Reviewing management’s proposals and participating in Board deliberations: likely will be augmented by AI.
Traditionally, NEDs have reviewed information provided by management and exercised judgement in making decisions. However, with the continued democratization of information and machine learning, access to real-time insights for decision making has become much easier. Instantaneous tracking and reporting of performance data coupled with predictive analytics can augment board decision making. For example, DKV, a Hong Kong-based venture capital fund, has an algorithm called Vital which has a seat on its Board and is responsible for guiding investment decisions. It is not inconceivable that all boards of the future might have at least one member which is an algorithm; which can keep up with boardroom discussions, contextualize the premise, reference past discussions and historic context, and provide real-time insights and recommendations as required.
Setting the strategy and vision of the company: will continue to mainly rely on human NEDs.
A key role of NEDs is to provide independent judgement and advice on issues of strategy, vision, performance and standards of conduct.
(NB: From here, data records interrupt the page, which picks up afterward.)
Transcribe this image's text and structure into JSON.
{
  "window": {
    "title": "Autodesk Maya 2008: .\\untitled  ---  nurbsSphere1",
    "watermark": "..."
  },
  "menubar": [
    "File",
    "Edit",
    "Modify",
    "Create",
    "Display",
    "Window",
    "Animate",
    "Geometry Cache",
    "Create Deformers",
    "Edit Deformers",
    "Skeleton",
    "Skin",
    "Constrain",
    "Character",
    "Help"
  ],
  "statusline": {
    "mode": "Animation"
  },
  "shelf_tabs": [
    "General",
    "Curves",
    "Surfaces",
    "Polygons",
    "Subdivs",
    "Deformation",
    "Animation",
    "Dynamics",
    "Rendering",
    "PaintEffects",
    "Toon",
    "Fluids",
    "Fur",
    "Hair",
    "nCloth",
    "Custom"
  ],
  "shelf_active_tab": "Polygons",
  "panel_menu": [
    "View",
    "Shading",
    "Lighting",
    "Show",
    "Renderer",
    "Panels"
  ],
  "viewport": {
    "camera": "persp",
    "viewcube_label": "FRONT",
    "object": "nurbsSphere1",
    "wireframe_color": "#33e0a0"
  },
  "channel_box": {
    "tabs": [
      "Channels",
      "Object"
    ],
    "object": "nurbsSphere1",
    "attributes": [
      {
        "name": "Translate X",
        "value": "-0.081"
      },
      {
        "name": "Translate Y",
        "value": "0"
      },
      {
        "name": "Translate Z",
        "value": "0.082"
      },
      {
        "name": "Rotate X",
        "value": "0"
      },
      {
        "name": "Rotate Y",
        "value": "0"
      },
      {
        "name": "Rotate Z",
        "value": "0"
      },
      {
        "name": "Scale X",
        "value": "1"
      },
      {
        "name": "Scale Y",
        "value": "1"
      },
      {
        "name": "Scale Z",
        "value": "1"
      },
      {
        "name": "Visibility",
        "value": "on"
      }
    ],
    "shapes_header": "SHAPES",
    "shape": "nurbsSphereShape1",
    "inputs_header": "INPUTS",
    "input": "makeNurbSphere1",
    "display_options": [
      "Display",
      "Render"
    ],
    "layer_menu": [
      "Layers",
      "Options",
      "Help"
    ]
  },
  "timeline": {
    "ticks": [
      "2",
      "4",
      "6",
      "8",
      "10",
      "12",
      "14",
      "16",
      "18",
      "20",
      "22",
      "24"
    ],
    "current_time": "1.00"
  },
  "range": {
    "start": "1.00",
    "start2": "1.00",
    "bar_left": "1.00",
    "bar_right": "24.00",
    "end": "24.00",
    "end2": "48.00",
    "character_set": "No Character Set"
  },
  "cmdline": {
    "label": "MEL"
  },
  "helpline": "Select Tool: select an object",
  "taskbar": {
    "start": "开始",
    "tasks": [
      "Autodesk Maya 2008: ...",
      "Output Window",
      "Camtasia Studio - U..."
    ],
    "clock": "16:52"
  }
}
NEDs need to constructively challenge, influence, and help the company set its strategic priorities. Given the highly variable nature of this work and the significant premium placed on experience, we posit that human NEDs will continue to play this role, albeit aided by better data and insights.
As seen in the above examples, the responsibilities of NEDs in the new world of work could be fundamentally different. Based on our analysis, about 48% of the activities currently performed by NEDs could be augmented by AI and automation and about 25% of the activities could be substituted.
What might this mean for the future role of NEDs? How might they spend time that has now been freed up? Might they be able to engage more deeply in the “more human” tasks like setting strategy? We foresee a shift away from traditional fiduciary responsibilities to a more advisory role. NEDs could likely spend more of their time as internal consultants and advisors to the CEO and management. NEDs will need to have a strong understanding of business models and customer preferences while industry and geographically-diverse experience, business networks and connections will be at a premium. NEDs would also need to acquire new skills related to cyber-security, gig-economy governance, tech-ethics, behavioral economics, up-skilling and re-skilling employees, reputation management, and stewarding a purpose-driven organization.
It is only by achieving the optimal balance between humans and machines that Boards can navigate the future of work. Indeed, companies in the new economy will continue to need strong NEDs; albeit with a different mandate, serving a different role, and with different skills. As one senior NED eloquently puts it, “you can’t come up with an algorithm for experience.” Maybe so… just don’t mention that to AlphaGo.
This content was originally published here.